  6. Create a Web Desination– This is a relatively new trend in web development, however it makes great sense.  A website is boring, bland, static, and virtually useless unless handled perfectly. – Why not create a web destination where people can get engaged and connected with your church.  Make it a resource, a place to become part of your church community.
If you’re interested or looking at finding some new ideas for your church’s web needs, I’d invite you to check us out.  We are here to be sure you are taking advantage of the huge potential available on the web for your ministry.  And just so you know, there is no church too small to not need a website! Josh Henry is a Managing Partner with  They partner with churches to handle their business operations so the church leaders can focus on ministry.  Everything from accounting to design, they have resources designed to meet “Virtaully Everything for Church” You can contact Josh at check out their website at or call 618-283-9542.

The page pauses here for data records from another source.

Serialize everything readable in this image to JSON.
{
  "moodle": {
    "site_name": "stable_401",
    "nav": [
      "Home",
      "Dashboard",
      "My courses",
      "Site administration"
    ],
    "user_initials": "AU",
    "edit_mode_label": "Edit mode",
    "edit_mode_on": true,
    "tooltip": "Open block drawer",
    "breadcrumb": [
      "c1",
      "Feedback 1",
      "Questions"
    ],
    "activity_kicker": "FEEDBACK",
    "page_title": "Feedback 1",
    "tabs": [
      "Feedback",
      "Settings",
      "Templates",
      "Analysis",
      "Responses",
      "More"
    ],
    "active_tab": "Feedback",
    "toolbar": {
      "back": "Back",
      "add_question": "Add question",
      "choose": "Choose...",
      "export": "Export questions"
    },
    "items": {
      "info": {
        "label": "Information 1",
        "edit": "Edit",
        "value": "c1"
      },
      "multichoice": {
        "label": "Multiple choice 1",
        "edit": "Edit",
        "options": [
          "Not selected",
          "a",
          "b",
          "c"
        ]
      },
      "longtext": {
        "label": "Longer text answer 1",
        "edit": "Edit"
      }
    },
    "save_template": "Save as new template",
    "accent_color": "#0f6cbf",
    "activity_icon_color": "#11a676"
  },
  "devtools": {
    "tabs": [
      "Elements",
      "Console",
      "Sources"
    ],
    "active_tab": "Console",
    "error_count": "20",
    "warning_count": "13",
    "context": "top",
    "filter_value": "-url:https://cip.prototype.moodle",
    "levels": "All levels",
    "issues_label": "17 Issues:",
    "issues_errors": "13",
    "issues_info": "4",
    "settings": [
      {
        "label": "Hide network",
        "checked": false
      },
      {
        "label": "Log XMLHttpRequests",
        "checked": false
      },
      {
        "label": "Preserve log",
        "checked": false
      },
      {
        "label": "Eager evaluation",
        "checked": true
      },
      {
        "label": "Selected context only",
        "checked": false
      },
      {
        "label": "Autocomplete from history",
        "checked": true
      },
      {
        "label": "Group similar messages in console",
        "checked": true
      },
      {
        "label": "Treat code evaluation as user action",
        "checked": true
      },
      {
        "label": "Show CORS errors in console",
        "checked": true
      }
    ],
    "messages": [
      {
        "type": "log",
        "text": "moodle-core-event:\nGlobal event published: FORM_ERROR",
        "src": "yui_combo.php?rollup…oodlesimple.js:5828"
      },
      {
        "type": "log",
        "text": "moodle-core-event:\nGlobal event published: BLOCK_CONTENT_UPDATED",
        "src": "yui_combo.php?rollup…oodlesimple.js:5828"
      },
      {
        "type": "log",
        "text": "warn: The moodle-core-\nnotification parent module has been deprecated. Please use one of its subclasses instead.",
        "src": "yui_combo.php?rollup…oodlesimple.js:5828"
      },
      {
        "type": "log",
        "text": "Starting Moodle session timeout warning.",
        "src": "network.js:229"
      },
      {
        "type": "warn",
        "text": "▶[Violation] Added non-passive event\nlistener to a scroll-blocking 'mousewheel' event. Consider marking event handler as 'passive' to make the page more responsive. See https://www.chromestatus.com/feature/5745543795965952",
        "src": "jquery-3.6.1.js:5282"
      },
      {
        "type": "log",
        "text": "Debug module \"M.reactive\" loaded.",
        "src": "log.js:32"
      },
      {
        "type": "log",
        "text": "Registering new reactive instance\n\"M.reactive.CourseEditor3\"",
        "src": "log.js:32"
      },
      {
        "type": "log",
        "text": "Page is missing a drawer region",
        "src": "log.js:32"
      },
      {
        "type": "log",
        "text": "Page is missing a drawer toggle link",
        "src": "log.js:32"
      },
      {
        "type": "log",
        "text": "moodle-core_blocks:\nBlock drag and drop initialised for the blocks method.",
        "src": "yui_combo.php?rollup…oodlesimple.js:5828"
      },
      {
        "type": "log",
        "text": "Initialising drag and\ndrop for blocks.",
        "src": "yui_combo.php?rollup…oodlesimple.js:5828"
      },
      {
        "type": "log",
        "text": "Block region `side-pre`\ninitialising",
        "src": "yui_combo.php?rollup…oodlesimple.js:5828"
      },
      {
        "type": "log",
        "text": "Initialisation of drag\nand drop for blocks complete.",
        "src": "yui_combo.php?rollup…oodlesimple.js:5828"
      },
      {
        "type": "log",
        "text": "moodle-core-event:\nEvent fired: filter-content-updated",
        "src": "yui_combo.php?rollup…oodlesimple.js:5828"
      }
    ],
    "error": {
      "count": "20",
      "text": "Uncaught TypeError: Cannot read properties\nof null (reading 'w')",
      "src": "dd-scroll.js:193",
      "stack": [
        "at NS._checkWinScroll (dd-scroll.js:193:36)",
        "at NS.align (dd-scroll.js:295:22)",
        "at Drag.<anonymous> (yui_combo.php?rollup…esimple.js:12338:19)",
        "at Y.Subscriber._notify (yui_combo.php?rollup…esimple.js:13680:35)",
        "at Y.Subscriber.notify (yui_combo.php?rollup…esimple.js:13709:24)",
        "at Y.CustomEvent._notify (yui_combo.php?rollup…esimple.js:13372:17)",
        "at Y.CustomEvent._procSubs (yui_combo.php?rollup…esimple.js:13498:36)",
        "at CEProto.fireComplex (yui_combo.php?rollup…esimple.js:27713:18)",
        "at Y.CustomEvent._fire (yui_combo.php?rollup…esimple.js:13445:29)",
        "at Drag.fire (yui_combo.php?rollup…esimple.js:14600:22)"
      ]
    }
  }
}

A new study out from LifeWay Research looks at the topic of how churches use their websites… Here are some of the findings from the LifeWay website: The survey of 1,003 Protestant churches found that while 78 percent have a website, less than half of those congregations use their sites for interactive purposes like obtaining and distributing prayer requests (43 percent), registering people for events and activities (39 percent) and automating more church processes (30 percent). A majority of congregations with a website use it for one-way communication, the survey revealed. A full 91 percent provide information to potential visitors online and 79 percent provide information to the congregation. Fifty-seven percent encourage increased attendance and involvement among the congregation and 52 percent solicit interest in ministry or volunteer opportunities. “Many churches are using their website like a Yellow Pages ad characterized by basic information and infrequent updates,” said Scott McConnell, director of LifeWay Research. “This is in sharp contrast with churches that use their website like a bustling church receptionist registering people for upcoming events, collecting prayer requests and obtaining volunteers. “There is nothing wrong with using a church website to simply give directions to the church or state the church’s beliefs,” McConnell added. “However, we must realize that more and more people expect to be able to interact online without having to drive or make a phone call to the church.” Larger churches are more likely than their smaller counterparts to use their websites interactively. Among churches with a website, 69 percent of churches with 500 or more in average worship attendance register people for events or activities online, but only 25 percent of churches with one to 49 attendees do the same. Fifty-two percent of congregations with 500 or more attendees seek to use their website to “allow more processes at (their) church to be automated,” compared with 15 percent of churches with one to 49 attendees. In contrast, large and small churches are about equally as likely to use their websites to provide information to potential visitors. There is also little difference between large and small churches using their websites to provide information to their congregation. You can read more here… QUESTION:  How interactive is your website?  Do you do online sign-ups?  Do you offer on-line giving?  Are you plugged into twitter and facebook? How has the web changed the way you are doing ‘interactive’ ministry? Todd